So, yeah — this is a story that needed to be told. And I’m glad it was. And no one should ever forget it. The victims deserve not just financial settlements or some vague and amorphous sense of “closure,” but outright fucking justice, and the perpetrators and their enablers deserve to be dealt with not just by their fictitious God, but by real, human courts of law and penal systems. The work that the Boston Globe did to report on this epic tragedy in important. The work that Tom McCarthy and his cast and crew did it translating that story into film is important. But — and it’s a big but — that nagging thought I had as the credits rolled on Spotlight, and that I’ve had ever since, is (insert sarcastic drumroll if you must) : “this felt like a made-for-TV ‘Movie of the Week’ with an overqualified cast.”

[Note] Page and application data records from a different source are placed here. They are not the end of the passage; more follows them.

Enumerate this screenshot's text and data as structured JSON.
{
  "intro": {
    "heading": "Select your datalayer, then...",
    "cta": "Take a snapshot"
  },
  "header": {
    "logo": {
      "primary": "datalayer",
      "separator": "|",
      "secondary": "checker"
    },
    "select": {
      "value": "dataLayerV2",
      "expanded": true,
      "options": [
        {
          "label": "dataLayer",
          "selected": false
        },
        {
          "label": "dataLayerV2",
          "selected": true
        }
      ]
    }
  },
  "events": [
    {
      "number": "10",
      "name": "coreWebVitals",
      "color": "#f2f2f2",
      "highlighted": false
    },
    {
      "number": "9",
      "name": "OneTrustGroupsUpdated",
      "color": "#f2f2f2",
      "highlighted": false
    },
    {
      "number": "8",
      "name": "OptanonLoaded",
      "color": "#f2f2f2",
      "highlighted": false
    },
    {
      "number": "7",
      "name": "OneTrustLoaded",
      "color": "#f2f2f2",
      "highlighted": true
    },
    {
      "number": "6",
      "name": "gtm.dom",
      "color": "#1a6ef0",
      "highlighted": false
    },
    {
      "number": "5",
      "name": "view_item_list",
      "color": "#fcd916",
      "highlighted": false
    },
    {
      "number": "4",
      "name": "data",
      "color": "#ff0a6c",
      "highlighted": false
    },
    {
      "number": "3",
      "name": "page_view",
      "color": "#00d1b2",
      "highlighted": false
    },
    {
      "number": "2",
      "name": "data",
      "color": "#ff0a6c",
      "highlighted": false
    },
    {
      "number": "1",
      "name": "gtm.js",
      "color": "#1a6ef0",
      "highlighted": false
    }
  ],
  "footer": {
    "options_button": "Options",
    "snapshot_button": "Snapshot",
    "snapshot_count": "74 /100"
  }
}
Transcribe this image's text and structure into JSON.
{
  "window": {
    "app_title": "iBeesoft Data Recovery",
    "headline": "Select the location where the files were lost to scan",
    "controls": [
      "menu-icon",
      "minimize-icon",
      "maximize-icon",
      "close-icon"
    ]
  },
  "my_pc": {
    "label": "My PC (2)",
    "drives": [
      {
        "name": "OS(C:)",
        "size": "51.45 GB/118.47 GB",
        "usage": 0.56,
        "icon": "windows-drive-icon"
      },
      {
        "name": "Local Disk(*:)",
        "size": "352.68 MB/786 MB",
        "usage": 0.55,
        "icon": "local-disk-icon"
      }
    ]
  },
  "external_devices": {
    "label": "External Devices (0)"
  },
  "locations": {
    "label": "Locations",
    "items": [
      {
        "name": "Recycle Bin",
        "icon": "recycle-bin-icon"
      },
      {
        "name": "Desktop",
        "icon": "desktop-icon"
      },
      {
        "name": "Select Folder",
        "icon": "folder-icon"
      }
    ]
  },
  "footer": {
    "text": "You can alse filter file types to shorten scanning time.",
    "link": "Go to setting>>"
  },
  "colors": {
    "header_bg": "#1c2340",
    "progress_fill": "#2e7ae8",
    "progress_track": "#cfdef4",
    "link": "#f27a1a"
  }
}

I wisely ditched out on the Catholic church (and all religion) in my mind and heart when I was about six years old and physically as soon as I flew my parents’ coop, but some remnant of good, old-fashioned “Catholic Guilt” must still be lingering in the dark corners of my subconscious because I feel like I should burn in a Hell that I don’t even believe exists just for thinking that. But my conscience would bother me even more if I expressed anything other than my absolute, honest assessment of this — or, heck, any — film to my readers, so there you have it.